▶ [TASK]
Each entry below should be returned exactly as is, with the pictures removed.

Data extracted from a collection
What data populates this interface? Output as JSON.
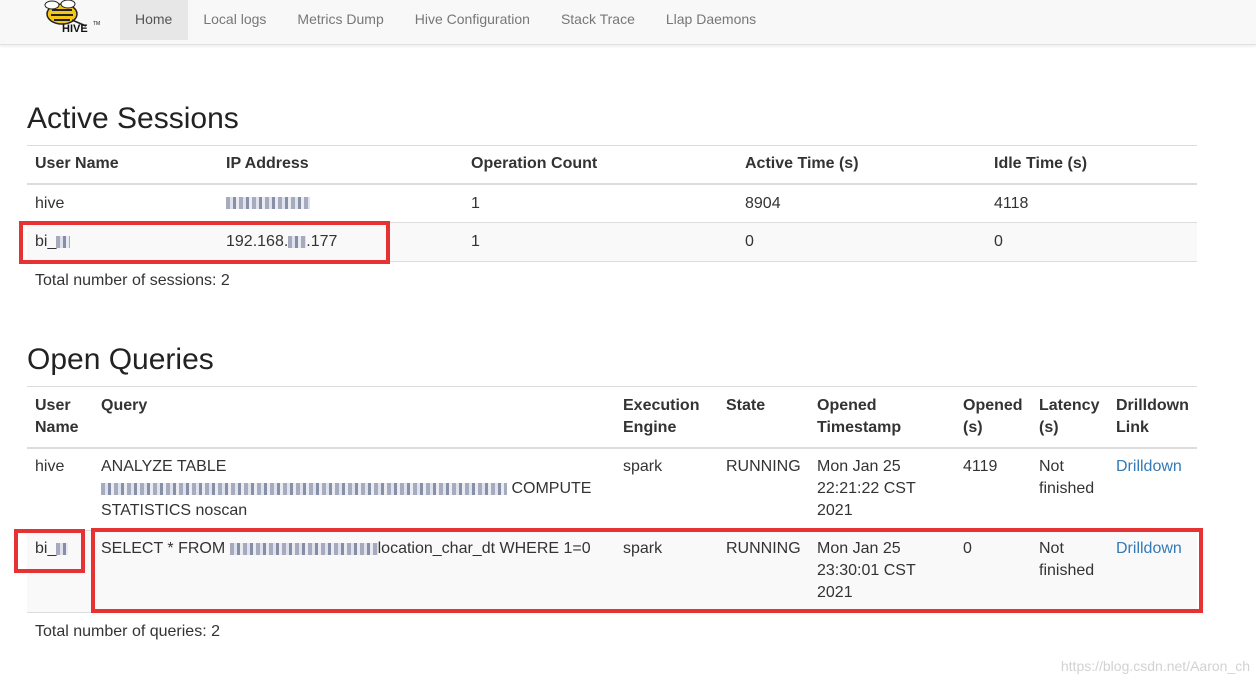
{
  "brand": {
    "logo_text": "HIVE",
    "trademark": "TM"
  },
  "nav": {
    "items": [
      {
        "label": "Home",
        "active": true
      },
      {
        "label": "Local logs"
      },
      {
        "label": "Metrics Dump"
      },
      {
        "label": "Hive Configuration"
      },
      {
        "label": "Stack Trace"
      },
      {
        "label": "Llap Daemons"
      }
    ]
  },
  "active_sessions": {
    "title": "Active Sessions",
    "headers": [
      "User Name",
      "IP Address",
      "Operation Count",
      "Active Time (s)",
      "Idle Time (s)"
    ],
    "rows": [
      {
        "user": "hive",
        "ip": "",
        "op_count": "1",
        "active": "8904",
        "idle": "4118"
      },
      {
        "user": "bi_",
        "ip": "192.168.",
        "ip_tail": ".177",
        "op_count": "1",
        "active": "0",
        "idle": "0"
      }
    ],
    "total": "Total number of sessions: 2"
  },
  "open_queries": {
    "title": "Open Queries",
    "headers": {
      "user": "User Name",
      "query": "Query",
      "engine": "Execution Engine",
      "state": "State",
      "opened_ts": "Opened Timestamp",
      "opened_s": "Opened (s)",
      "latency": "Latency (s)",
      "drill": "Drilldown Link"
    },
    "rows": [
      {
        "user": "hive",
        "query_line1": "ANALYZE TABLE",
        "query_line2_tail": "COMPUTE",
        "query_line3": "STATISTICS noscan",
        "engine": "spark",
        "state": "RUNNING",
        "opened_ts_1": "Mon Jan 25",
        "opened_ts_2": "22:21:22 CST",
        "opened_ts_3": "2021",
        "opened_s": "4119",
        "latency_1": "Not",
        "latency_2": "finished",
        "drill": "Drilldown"
      },
      {
        "user": "bi_",
        "query_pre": "SELECT * FROM",
        "query_post": "location_char_dt WHERE 1=0",
        "engine": "spark",
        "state": "RUNNING",
        "opened_ts_1": "Mon Jan 25",
        "opened_ts_2": "23:30:01 CST",
        "opened_ts_3": "2021",
        "opened_s": "0",
        "latency_1": "Not",
        "latency_2": "finished",
        "drill": "Drilldown"
      }
    ],
    "total": "Total number of queries: 2"
  },
  "watermark": "https://blog.csdn.net/Aaron_ch",
  "colors": {
    "highlight": "#e53333",
    "link": "#337ab7",
    "logo": "#f5c518"
  }
}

▶ [RESPONSE BOX]
What data populates this interface? Output as JSON.
{
  "brand": {
    "logo_text": "HIVE",
    "trademark": "TM"
  },
  "nav": {
    "items": [
      {
        "label": "Home",
        "active": true
      },
      {
        "label": "Local logs"
      },
      {
        "label": "Metrics Dump"
      },
      {
        "label": "Hive Configuration"
      },
      {
        "label": "Stack Trace"
      },
      {
        "label": "Llap Daemons"
      }
    ]
  },
  "active_sessions": {
    "title": "Active Sessions",
    "headers": [
      "User Name",
      "IP Address",
      "Operation Count",
      "Active Time (s)",
      "Idle Time (s)"
    ],
    "rows": [
      {
        "user": "hive",
        "ip": "",
        "op_count": "1",
        "active": "8904",
        "idle": "4118"
      },
      {
        "user": "bi_",
        "ip": "192.168.",
        "ip_tail": ".177",
        "op_count": "1",
        "active": "0",
        "idle": "0"
      }
    ],
    "total": "Total number of sessions: 2"
  },
  "open_queries": {
    "title": "Open Queries",
    "headers": {
      "user": "User Name",
      "query": "Query",
      "engine": "Execution Engine",
      "state": "State",
      "opened_ts": "Opened Timestamp",
      "opened_s": "Opened (s)",
      "latency": "Latency (s)",
      "drill": "Drilldown Link"
    },
    "rows": [
      {
        "user": "hive",
        "query_line1": "ANALYZE TABLE",
        "query_line2_tail": "COMPUTE",
        "query_line3": "STATISTICS noscan",
        "engine": "spark",
        "state": "RUNNING",
        "opened_ts_1": "Mon Jan 25",
        "opened_ts_2": "22:21:22 CST",
        "opened_ts_3": "2021",
        "opened_s": "4119",
        "latency_1": "Not",
        "latency_2": "finished",
        "drill": "Drilldown"
      },
      {
        "user": "bi_",
        "query_pre": "SELECT * FROM",
        "query_post": "location_char_dt WHERE 1=0",
        "engine": "spark",
        "state": "RUNNING",
        "opened_ts_1": "Mon Jan 25",
        "opened_ts_2": "23:30:01 CST",
        "opened_ts_3": "2021",
        "opened_s": "0",
        "latency_1": "Not",
        "latency_2": "finished",
        "drill": "Drilldown"
      }
    ],
    "total": "Total number of queries: 2"
  },
  "watermark": "https://blog.csdn.net/Aaron_ch",
  "colors": {
    "highlight": "#e53333",
    "link": "#337ab7",
    "logo": "#f5c518"
  }
}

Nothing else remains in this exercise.